#### INFORMATION ####
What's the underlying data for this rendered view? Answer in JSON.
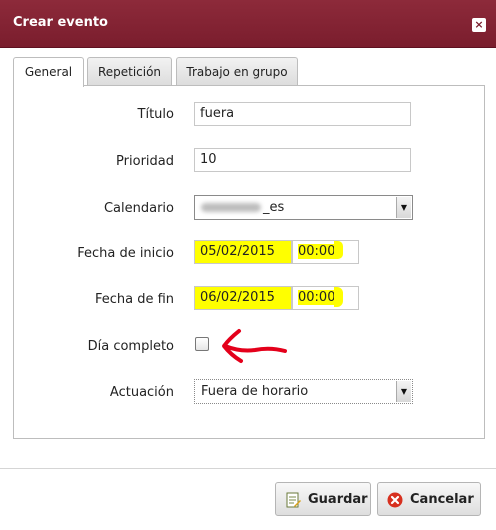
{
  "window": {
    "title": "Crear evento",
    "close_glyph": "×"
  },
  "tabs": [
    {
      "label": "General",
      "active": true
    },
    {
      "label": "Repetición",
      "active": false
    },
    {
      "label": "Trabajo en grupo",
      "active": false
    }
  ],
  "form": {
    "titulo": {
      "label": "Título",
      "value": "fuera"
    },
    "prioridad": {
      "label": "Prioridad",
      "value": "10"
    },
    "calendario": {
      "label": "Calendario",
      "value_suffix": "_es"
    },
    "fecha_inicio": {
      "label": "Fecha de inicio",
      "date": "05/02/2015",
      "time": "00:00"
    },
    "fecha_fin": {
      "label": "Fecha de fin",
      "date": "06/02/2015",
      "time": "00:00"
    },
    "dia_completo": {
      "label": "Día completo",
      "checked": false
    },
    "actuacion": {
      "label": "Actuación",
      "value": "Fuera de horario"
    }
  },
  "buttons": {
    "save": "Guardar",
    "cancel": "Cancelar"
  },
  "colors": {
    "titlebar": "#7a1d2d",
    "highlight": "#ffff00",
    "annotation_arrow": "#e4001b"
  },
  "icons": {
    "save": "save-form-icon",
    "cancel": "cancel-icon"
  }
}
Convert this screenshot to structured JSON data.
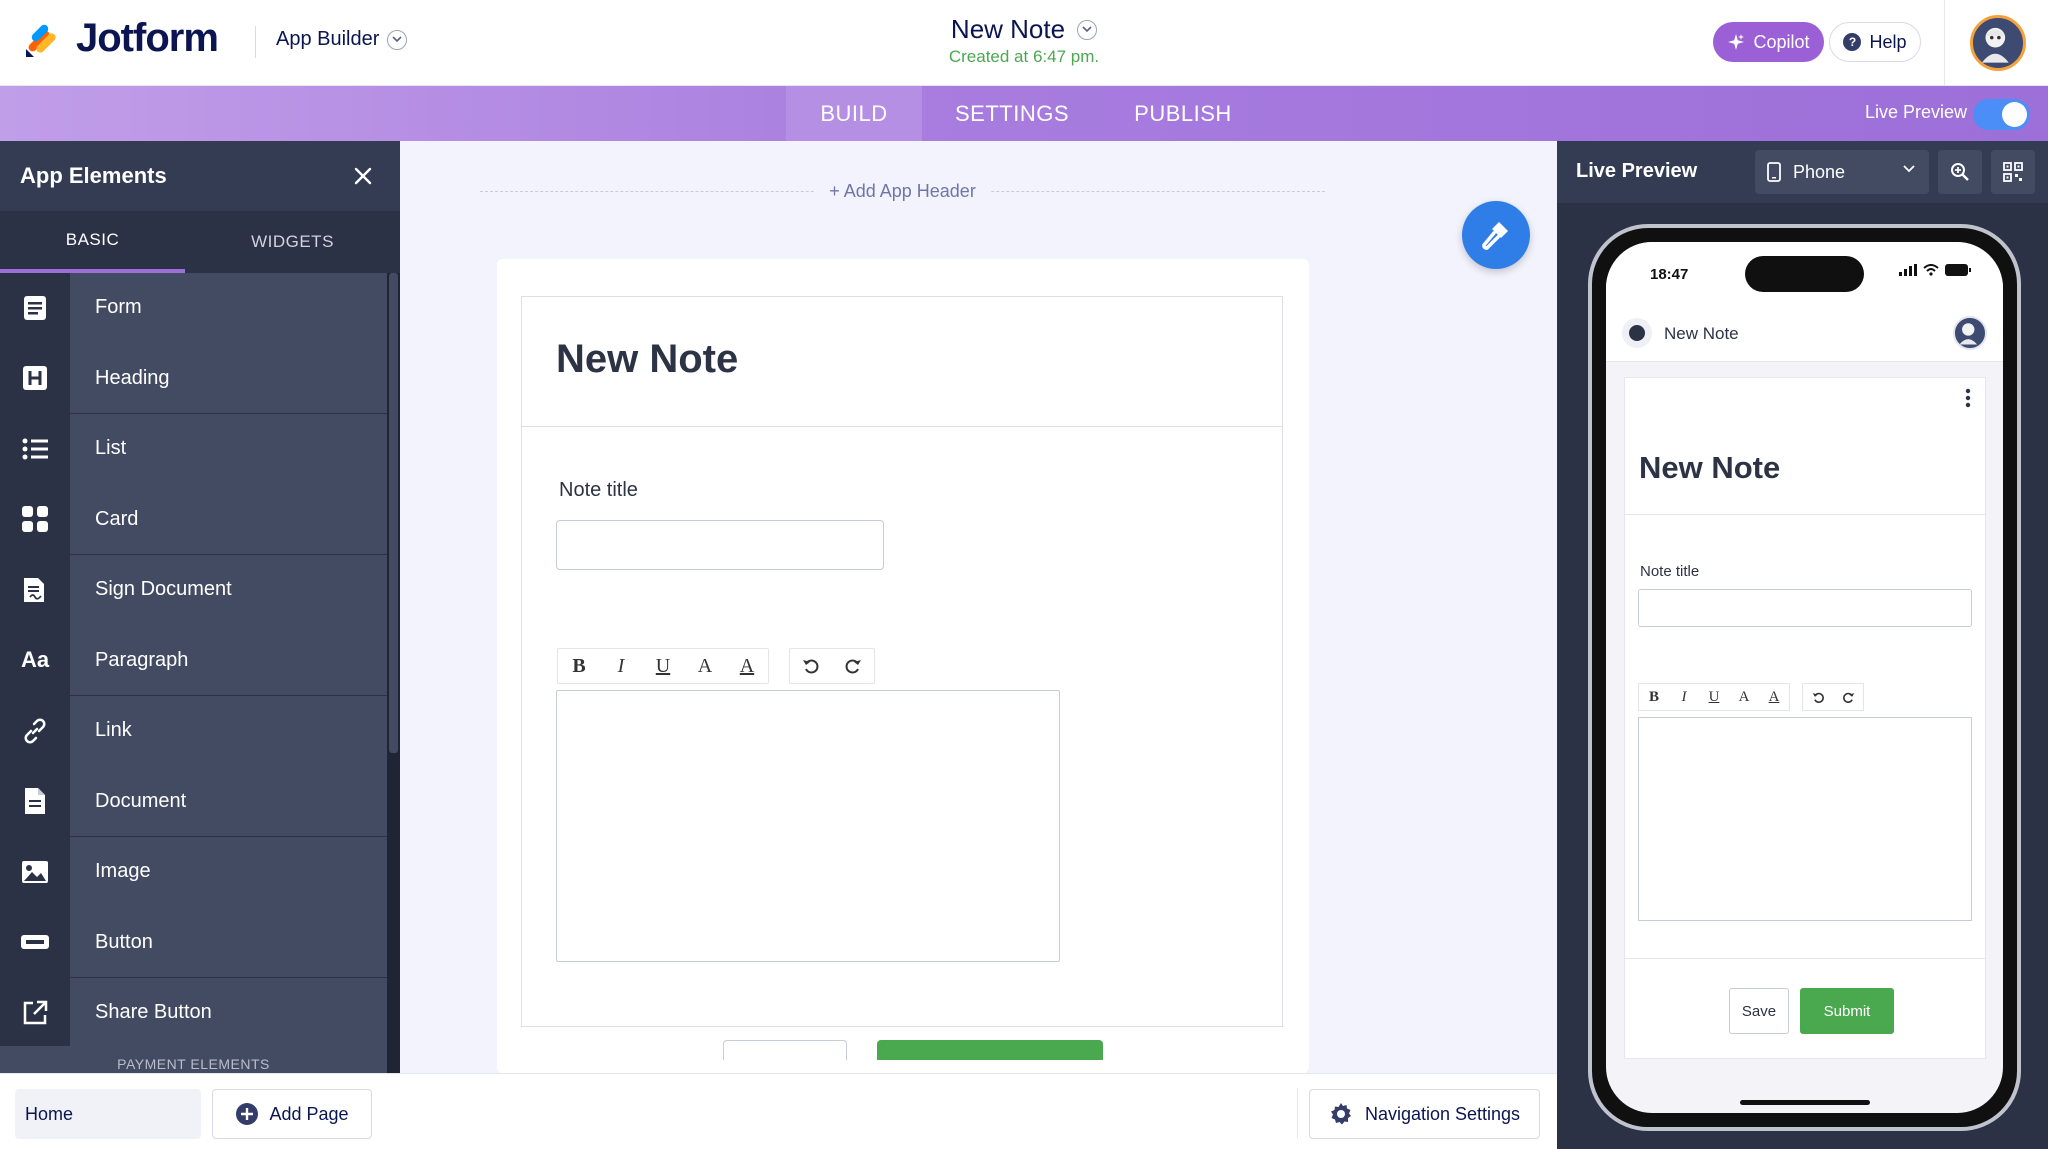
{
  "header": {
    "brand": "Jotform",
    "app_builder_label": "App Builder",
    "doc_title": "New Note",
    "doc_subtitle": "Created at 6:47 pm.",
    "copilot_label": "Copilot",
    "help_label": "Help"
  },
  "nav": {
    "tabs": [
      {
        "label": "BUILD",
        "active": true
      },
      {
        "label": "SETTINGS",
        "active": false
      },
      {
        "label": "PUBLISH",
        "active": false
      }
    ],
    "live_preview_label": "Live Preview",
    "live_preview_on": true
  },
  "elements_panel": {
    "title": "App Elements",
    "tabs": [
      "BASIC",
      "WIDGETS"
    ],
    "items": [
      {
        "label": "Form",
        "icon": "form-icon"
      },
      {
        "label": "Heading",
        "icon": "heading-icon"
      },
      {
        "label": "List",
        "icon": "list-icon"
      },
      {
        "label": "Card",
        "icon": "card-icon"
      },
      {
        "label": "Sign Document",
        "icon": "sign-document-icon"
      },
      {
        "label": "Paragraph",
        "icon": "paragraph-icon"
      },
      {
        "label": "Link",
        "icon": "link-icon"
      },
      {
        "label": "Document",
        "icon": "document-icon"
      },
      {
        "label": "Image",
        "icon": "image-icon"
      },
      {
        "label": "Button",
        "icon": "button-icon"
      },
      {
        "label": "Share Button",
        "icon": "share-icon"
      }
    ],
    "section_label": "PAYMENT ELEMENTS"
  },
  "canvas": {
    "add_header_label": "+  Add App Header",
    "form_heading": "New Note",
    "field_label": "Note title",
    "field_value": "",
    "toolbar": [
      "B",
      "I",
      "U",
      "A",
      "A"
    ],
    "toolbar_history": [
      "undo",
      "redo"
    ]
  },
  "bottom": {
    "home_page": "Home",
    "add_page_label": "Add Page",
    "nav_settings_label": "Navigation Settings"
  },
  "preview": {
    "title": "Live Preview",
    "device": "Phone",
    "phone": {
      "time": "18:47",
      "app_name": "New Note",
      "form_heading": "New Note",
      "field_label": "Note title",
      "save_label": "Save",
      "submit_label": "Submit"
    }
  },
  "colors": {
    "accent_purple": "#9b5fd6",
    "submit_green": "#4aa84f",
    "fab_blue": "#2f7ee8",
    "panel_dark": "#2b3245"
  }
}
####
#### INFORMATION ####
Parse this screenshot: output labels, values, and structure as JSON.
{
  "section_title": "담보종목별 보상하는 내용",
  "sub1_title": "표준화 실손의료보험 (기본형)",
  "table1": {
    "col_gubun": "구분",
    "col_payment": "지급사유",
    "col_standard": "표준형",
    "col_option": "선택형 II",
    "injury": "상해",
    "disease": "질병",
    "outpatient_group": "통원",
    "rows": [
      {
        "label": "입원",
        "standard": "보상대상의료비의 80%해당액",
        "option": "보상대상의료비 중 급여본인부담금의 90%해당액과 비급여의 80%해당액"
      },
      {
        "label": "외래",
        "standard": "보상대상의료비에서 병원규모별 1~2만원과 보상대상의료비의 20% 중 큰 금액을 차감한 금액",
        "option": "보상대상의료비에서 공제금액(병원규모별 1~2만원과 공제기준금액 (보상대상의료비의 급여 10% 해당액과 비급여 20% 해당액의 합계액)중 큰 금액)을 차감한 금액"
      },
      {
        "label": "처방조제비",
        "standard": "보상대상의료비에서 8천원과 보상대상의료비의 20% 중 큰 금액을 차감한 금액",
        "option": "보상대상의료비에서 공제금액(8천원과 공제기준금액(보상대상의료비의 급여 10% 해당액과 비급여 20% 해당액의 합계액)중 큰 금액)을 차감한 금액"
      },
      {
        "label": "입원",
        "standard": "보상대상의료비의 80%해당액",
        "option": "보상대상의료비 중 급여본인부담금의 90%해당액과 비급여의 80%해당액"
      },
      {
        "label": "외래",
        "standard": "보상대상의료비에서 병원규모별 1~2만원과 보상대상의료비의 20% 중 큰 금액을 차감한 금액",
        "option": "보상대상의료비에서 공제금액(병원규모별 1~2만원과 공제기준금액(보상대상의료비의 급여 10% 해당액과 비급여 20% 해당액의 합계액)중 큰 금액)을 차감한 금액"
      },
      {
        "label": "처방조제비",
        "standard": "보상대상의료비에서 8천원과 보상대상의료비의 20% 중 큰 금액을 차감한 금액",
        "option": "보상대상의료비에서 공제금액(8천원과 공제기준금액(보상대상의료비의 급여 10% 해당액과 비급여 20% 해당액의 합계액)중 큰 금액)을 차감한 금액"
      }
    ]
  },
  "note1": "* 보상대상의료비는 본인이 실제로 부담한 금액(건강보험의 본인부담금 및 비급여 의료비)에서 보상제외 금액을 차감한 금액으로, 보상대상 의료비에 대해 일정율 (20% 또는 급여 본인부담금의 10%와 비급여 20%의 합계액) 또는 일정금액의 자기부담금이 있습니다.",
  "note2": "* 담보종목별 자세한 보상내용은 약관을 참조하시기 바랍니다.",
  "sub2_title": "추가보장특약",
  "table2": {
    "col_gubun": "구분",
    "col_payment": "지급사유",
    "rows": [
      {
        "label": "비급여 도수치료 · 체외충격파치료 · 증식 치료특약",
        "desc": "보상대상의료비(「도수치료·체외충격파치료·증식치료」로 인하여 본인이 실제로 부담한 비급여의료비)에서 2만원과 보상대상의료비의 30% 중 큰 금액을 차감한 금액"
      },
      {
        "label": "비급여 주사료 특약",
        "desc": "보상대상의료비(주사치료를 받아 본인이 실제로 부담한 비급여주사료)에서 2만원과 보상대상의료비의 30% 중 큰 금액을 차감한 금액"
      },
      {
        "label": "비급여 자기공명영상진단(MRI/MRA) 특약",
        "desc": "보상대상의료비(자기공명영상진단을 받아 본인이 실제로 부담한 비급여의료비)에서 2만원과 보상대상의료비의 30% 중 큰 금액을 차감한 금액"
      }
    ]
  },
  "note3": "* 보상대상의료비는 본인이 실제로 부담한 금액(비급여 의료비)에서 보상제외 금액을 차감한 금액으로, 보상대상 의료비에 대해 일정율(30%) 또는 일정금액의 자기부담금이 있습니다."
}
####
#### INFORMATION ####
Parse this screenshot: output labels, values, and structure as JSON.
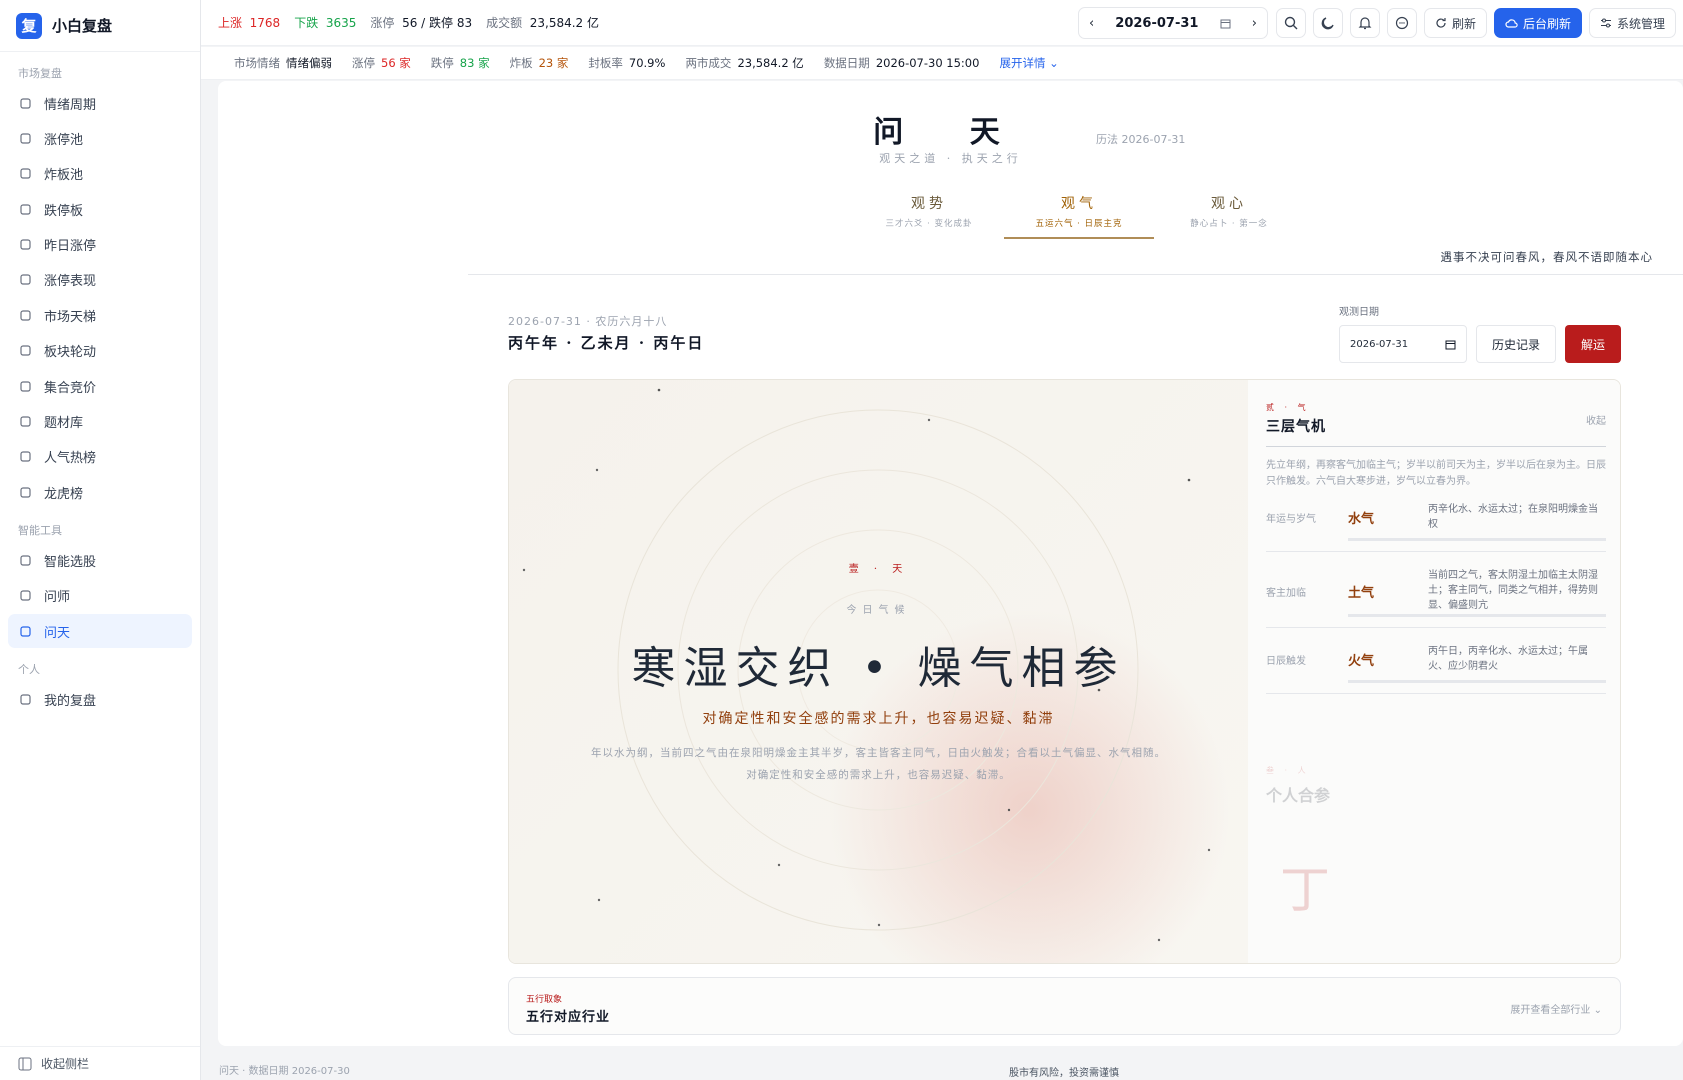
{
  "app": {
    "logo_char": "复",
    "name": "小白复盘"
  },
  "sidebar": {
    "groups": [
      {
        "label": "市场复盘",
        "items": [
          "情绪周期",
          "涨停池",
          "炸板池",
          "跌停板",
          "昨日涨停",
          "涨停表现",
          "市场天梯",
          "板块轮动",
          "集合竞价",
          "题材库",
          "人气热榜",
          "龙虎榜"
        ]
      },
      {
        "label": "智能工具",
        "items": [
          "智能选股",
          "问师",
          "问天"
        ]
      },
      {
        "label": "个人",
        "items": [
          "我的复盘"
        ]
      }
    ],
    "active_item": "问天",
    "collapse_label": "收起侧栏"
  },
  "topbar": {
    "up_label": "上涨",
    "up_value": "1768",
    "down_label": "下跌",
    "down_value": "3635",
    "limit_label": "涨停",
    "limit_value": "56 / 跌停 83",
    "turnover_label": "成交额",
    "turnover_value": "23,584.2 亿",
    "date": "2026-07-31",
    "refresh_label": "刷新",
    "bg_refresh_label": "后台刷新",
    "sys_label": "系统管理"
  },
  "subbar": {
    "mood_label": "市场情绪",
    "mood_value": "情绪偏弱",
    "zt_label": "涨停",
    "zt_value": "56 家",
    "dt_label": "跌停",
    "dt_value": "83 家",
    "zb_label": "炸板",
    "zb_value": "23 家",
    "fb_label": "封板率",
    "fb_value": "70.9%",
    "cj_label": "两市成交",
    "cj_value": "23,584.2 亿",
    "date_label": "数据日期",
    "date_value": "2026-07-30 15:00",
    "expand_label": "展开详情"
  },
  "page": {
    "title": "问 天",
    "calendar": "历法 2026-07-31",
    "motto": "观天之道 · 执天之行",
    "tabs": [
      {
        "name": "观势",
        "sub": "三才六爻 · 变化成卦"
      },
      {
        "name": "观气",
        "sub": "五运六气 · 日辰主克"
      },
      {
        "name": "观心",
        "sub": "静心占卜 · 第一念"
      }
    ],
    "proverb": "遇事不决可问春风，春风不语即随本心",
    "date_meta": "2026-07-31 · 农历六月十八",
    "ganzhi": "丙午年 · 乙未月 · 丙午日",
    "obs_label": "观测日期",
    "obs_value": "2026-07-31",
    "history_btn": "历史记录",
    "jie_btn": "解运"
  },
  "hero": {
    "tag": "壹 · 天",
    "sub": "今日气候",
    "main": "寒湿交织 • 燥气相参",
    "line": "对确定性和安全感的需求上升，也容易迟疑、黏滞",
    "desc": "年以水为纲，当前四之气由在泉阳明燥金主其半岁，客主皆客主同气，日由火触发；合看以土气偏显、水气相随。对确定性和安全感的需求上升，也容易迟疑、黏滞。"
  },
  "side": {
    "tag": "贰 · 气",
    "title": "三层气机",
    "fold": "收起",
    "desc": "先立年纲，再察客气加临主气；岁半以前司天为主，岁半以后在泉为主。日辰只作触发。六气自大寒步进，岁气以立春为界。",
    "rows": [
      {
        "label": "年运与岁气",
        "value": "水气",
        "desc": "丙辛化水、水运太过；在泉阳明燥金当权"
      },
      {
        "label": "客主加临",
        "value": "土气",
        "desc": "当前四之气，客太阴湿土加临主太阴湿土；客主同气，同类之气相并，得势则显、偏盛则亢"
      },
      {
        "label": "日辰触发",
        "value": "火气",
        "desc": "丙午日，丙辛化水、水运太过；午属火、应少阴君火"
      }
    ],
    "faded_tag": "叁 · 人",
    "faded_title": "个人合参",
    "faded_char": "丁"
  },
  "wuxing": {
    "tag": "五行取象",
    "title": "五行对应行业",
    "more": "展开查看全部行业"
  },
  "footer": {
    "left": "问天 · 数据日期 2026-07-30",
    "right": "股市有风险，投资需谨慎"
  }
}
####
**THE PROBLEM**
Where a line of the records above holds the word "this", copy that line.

**YOUR RESPONSE**
What's the underlying data for this rendered view? Answer in JSON.
Convert this screenshot to structured JSON data.
Parse this screenshot: output labels, values, and structure as JSON.
Parse this screenshot: output labels, values, and structure as JSON.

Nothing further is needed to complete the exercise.